- What is expected
The expected output is every line of the data exactly as shown, minus the images.

══ Data shown ══

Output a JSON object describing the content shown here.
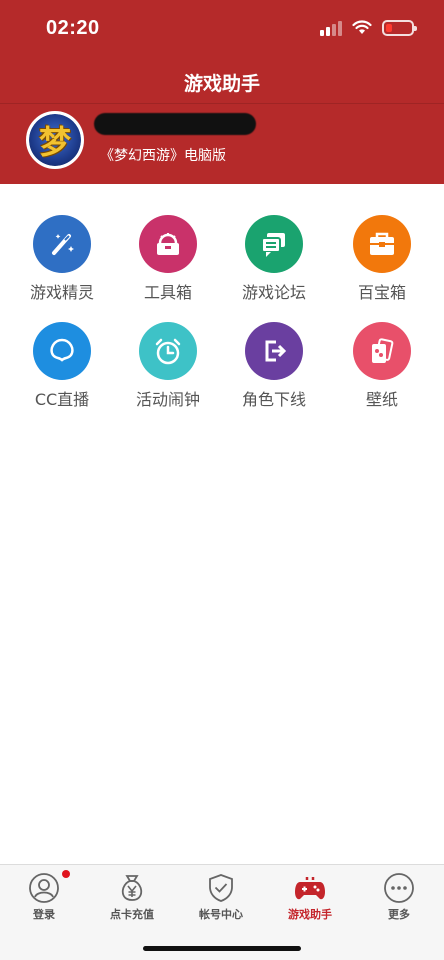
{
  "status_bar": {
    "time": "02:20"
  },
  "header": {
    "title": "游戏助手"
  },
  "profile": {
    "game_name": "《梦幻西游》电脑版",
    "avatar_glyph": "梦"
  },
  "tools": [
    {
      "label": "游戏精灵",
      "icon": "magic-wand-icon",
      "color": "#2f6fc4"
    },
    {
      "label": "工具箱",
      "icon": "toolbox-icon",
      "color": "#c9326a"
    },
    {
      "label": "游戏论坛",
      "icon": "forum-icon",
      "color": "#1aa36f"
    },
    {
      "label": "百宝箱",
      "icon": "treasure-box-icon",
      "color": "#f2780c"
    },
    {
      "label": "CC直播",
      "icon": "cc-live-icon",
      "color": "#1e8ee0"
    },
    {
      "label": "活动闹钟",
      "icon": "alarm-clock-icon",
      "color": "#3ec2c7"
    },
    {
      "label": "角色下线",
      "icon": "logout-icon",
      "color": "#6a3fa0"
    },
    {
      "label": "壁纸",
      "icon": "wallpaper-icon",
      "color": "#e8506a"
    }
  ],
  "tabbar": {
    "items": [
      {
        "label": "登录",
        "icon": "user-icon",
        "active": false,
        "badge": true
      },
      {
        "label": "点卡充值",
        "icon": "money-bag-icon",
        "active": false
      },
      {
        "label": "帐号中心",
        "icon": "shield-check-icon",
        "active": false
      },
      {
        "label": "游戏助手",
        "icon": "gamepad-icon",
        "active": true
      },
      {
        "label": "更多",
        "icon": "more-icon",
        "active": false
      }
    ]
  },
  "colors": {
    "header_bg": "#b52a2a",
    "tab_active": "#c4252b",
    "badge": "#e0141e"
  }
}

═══

- Written solution
Output a JSON object describing the content shown here.
{
  "status_bar": {
    "time": "02:20"
  },
  "header": {
    "title": "游戏助手"
  },
  "profile": {
    "game_name": "《梦幻西游》电脑版",
    "avatar_glyph": "梦"
  },
  "tools": [
    {
      "label": "游戏精灵",
      "icon": "magic-wand-icon",
      "color": "#2f6fc4"
    },
    {
      "label": "工具箱",
      "icon": "toolbox-icon",
      "color": "#c9326a"
    },
    {
      "label": "游戏论坛",
      "icon": "forum-icon",
      "color": "#1aa36f"
    },
    {
      "label": "百宝箱",
      "icon": "treasure-box-icon",
      "color": "#f2780c"
    },
    {
      "label": "CC直播",
      "icon": "cc-live-icon",
      "color": "#1e8ee0"
    },
    {
      "label": "活动闹钟",
      "icon": "alarm-clock-icon",
      "color": "#3ec2c7"
    },
    {
      "label": "角色下线",
      "icon": "logout-icon",
      "color": "#6a3fa0"
    },
    {
      "label": "壁纸",
      "icon": "wallpaper-icon",
      "color": "#e8506a"
    }
  ],
  "tabbar": {
    "items": [
      {
        "label": "登录",
        "icon": "user-icon",
        "active": false,
        "badge": true
      },
      {
        "label": "点卡充值",
        "icon": "money-bag-icon",
        "active": false
      },
      {
        "label": "帐号中心",
        "icon": "shield-check-icon",
        "active": false
      },
      {
        "label": "游戏助手",
        "icon": "gamepad-icon",
        "active": true
      },
      {
        "label": "更多",
        "icon": "more-icon",
        "active": false
      }
    ]
  },
  "colors": {
    "header_bg": "#b52a2a",
    "tab_active": "#c4252b",
    "badge": "#e0141e"
  }
}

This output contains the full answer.